*What you will do:* Filter the entries that follow, copying every line in which the word "this" appears.

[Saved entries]
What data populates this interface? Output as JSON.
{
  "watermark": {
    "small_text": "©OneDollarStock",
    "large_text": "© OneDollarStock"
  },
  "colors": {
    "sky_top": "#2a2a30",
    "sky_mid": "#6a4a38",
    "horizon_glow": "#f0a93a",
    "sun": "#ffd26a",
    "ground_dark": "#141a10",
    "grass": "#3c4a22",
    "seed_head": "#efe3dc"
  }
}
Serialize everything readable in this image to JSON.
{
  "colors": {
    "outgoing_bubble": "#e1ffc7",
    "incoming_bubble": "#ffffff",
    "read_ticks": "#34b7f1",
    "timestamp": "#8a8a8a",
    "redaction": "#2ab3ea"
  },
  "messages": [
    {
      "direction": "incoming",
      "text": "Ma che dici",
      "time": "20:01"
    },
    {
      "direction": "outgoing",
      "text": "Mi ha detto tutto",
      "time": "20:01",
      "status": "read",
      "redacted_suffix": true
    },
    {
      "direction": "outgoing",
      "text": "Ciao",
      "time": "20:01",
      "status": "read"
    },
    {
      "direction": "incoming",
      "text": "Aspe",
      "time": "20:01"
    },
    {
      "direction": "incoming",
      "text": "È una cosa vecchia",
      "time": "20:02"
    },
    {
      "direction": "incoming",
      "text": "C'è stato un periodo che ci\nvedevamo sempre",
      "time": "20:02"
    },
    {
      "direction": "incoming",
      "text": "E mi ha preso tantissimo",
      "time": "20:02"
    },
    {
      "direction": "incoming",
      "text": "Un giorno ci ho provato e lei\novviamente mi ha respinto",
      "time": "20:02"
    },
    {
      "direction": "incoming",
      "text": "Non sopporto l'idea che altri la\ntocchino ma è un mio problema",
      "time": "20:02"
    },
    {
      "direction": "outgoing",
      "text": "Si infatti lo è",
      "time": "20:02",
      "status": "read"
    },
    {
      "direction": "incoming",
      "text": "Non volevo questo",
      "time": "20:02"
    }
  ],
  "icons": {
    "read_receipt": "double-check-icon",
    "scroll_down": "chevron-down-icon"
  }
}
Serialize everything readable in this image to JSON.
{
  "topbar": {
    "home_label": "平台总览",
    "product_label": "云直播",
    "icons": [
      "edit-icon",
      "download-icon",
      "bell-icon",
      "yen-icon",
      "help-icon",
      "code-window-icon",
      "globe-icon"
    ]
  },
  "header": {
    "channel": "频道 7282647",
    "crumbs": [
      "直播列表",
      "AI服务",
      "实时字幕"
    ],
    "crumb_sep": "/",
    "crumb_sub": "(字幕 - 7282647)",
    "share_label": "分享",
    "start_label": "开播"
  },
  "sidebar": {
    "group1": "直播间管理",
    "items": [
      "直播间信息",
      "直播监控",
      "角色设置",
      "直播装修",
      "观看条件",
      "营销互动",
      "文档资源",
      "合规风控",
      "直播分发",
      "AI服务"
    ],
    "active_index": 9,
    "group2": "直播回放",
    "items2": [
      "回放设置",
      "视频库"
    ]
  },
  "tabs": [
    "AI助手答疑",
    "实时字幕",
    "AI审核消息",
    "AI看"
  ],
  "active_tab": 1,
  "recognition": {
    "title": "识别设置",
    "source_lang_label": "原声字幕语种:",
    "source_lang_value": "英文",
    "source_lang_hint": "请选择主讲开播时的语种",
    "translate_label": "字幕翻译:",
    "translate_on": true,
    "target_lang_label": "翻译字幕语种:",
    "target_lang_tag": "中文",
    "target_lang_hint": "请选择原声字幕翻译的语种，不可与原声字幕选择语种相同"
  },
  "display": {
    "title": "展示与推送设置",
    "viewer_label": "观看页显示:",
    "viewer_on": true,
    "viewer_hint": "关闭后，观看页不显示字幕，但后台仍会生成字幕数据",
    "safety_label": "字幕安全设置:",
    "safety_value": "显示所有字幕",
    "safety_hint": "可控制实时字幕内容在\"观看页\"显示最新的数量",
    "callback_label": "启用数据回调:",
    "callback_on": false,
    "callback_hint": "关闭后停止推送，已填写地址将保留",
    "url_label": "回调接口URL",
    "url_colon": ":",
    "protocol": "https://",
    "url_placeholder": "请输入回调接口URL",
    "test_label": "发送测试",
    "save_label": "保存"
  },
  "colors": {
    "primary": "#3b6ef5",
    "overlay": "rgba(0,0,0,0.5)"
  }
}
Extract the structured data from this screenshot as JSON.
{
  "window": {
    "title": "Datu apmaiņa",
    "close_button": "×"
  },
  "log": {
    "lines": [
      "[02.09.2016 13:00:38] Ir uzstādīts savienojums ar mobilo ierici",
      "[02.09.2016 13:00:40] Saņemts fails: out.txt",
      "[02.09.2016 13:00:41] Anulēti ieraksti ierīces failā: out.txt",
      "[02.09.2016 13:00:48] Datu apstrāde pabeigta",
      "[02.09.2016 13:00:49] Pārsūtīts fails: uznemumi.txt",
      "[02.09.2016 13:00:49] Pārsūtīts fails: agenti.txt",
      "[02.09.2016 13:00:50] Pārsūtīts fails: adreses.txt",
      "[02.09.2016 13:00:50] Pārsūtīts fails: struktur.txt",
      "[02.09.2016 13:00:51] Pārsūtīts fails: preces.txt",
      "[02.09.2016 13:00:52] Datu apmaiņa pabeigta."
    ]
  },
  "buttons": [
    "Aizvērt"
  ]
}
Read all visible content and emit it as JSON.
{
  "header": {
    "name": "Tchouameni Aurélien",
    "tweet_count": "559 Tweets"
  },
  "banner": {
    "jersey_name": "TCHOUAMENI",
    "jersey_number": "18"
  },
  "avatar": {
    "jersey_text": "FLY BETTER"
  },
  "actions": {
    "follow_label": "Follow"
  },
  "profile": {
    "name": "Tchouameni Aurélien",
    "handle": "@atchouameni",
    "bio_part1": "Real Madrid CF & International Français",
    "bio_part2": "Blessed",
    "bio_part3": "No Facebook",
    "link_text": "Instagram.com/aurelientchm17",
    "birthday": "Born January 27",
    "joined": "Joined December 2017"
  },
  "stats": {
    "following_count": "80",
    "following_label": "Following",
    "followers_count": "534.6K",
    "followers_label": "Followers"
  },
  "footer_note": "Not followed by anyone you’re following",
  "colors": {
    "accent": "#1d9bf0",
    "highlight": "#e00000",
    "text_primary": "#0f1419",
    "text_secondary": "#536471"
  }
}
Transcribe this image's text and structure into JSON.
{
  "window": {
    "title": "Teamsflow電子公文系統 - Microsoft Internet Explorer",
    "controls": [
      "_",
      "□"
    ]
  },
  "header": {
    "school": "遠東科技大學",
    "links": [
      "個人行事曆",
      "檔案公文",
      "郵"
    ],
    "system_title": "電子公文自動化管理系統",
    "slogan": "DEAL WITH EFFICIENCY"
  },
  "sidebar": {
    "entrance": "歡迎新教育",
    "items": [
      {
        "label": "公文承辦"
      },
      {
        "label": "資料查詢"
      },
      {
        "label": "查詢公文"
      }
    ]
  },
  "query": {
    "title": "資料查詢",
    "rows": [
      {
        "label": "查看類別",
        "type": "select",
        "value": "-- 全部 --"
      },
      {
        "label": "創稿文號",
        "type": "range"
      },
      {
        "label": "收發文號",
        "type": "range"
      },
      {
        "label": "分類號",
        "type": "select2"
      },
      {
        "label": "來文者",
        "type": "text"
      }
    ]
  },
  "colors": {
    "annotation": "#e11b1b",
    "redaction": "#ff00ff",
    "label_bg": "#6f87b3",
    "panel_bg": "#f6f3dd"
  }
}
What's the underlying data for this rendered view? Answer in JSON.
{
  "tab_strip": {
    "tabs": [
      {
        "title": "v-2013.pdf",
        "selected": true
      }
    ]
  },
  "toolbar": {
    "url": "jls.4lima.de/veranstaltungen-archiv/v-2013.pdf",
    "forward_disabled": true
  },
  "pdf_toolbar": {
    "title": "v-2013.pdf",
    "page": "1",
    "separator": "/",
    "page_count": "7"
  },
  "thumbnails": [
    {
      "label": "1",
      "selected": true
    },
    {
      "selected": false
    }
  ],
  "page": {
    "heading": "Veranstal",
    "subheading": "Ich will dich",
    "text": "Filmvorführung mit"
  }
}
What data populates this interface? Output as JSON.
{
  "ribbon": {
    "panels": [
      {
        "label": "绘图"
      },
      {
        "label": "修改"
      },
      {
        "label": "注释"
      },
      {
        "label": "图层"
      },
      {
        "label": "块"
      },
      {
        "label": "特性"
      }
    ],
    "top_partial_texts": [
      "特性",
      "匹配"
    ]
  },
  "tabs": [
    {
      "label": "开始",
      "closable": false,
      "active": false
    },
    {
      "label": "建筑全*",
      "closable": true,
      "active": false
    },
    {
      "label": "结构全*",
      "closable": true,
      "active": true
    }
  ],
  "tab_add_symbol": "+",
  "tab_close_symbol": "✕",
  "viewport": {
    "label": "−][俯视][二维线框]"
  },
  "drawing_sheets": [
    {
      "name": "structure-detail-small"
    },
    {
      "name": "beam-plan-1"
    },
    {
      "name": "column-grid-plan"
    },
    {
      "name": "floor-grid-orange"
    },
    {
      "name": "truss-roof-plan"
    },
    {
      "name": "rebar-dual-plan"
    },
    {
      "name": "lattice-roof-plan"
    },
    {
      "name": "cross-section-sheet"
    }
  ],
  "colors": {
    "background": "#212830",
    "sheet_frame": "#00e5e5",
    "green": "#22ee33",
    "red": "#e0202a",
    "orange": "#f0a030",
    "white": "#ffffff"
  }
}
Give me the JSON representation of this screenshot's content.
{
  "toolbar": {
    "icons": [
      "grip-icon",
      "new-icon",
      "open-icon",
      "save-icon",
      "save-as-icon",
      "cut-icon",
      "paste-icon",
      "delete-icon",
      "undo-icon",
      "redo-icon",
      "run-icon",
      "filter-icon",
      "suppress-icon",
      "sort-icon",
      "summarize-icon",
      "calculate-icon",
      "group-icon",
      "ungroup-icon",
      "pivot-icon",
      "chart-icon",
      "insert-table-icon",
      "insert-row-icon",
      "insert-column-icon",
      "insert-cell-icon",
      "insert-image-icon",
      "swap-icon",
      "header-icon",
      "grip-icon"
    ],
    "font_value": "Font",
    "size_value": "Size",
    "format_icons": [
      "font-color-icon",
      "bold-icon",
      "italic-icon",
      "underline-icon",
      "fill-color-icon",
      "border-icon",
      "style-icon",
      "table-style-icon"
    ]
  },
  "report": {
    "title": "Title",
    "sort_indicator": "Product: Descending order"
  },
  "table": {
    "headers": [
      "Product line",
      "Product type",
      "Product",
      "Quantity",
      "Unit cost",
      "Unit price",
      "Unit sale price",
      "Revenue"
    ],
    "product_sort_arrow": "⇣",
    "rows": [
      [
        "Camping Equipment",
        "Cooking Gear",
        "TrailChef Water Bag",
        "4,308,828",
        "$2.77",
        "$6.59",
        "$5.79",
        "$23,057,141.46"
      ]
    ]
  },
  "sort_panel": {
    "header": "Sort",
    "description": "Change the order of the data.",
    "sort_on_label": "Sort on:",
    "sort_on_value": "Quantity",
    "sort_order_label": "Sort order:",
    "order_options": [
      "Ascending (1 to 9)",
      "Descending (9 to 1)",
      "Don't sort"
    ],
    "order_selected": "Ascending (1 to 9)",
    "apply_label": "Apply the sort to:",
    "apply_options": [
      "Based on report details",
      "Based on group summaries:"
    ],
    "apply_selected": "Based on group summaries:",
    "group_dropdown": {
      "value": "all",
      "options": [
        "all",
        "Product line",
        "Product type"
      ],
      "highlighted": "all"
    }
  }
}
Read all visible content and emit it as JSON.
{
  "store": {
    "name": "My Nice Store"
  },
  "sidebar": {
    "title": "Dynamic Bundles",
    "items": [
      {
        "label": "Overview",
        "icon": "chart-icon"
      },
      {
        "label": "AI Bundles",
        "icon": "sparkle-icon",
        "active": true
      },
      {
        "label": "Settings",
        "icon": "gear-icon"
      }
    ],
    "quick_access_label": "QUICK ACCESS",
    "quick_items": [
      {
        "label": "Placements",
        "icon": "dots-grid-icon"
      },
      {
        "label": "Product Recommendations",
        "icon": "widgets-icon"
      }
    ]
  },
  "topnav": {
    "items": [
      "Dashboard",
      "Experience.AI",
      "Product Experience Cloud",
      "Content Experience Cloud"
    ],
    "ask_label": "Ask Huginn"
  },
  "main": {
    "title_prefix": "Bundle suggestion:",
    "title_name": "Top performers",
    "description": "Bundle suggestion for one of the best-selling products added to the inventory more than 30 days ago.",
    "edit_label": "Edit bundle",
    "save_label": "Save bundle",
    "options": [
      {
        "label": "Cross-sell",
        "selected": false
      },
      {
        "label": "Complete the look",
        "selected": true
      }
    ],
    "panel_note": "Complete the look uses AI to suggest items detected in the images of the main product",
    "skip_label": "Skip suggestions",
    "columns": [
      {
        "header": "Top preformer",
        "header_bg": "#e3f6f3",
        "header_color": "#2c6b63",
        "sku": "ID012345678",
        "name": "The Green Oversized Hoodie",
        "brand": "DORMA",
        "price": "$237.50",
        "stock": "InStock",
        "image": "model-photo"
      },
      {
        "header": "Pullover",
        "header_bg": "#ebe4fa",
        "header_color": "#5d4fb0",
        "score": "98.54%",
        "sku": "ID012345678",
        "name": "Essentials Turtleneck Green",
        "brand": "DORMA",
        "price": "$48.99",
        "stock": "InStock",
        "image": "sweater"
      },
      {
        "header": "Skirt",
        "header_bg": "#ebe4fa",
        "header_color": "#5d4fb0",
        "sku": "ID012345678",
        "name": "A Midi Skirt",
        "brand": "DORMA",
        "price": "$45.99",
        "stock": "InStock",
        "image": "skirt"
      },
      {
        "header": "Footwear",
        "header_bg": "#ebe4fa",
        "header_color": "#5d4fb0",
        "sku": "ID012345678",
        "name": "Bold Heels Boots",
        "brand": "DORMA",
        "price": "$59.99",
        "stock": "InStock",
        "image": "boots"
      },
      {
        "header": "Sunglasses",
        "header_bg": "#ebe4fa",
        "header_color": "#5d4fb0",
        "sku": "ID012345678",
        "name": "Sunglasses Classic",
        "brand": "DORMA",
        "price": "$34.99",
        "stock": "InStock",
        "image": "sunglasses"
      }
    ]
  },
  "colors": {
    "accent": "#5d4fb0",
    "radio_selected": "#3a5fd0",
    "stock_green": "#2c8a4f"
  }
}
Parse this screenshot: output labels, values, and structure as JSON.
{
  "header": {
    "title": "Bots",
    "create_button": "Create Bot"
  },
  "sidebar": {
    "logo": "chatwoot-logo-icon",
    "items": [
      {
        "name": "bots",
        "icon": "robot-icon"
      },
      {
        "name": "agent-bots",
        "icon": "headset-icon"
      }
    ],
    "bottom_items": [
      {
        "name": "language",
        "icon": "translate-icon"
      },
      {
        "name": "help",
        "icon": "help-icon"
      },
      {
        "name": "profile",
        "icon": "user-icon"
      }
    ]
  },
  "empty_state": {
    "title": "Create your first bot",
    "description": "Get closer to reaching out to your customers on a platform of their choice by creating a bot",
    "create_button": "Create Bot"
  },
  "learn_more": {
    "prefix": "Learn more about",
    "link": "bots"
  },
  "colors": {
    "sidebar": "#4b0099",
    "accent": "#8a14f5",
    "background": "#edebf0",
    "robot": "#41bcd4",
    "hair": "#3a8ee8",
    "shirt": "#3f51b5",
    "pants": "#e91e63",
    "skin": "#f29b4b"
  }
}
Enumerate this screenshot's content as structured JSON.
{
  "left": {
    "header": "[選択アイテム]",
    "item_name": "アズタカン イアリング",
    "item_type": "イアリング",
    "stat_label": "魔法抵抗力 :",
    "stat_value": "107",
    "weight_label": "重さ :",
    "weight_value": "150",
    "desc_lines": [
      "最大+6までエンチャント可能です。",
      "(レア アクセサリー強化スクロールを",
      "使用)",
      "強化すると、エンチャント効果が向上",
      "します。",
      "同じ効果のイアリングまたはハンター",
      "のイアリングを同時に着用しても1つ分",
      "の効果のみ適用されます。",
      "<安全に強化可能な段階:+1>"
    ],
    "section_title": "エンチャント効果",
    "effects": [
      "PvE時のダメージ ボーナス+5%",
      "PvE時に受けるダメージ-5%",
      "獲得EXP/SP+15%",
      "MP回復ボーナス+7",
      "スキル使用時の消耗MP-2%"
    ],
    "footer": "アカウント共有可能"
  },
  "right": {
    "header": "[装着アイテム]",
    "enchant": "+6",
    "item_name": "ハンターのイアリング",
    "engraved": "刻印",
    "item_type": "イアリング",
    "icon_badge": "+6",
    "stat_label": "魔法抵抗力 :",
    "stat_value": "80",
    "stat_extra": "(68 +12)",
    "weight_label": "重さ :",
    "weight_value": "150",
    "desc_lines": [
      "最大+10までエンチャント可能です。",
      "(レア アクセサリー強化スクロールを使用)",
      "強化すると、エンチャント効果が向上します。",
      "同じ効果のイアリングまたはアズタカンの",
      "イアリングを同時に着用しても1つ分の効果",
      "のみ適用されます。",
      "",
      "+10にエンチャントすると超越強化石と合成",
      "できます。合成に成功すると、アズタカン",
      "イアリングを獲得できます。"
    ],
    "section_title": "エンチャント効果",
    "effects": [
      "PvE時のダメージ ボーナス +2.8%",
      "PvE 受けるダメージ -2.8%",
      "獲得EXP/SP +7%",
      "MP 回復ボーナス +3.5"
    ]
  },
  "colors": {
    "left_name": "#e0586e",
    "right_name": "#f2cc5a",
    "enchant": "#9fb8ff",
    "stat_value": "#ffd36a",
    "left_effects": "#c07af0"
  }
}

*Solution below:*
What data populates this interface? Output as JSON.
Serialize everything readable in this image to JSON.
Serialize everything readable in this image to JSON.
Extract the structured data from this screenshot as JSON.
Transcribe this image's text and structure into JSON.
What's the underlying data for this rendered view? Answer in JSON.
What data populates this interface? Output as JSON.
Give me the JSON representation of this screenshot's content.
Parse this screenshot: output labels, values, and structure as JSON.
Enumerate this screenshot's content as structured JSON.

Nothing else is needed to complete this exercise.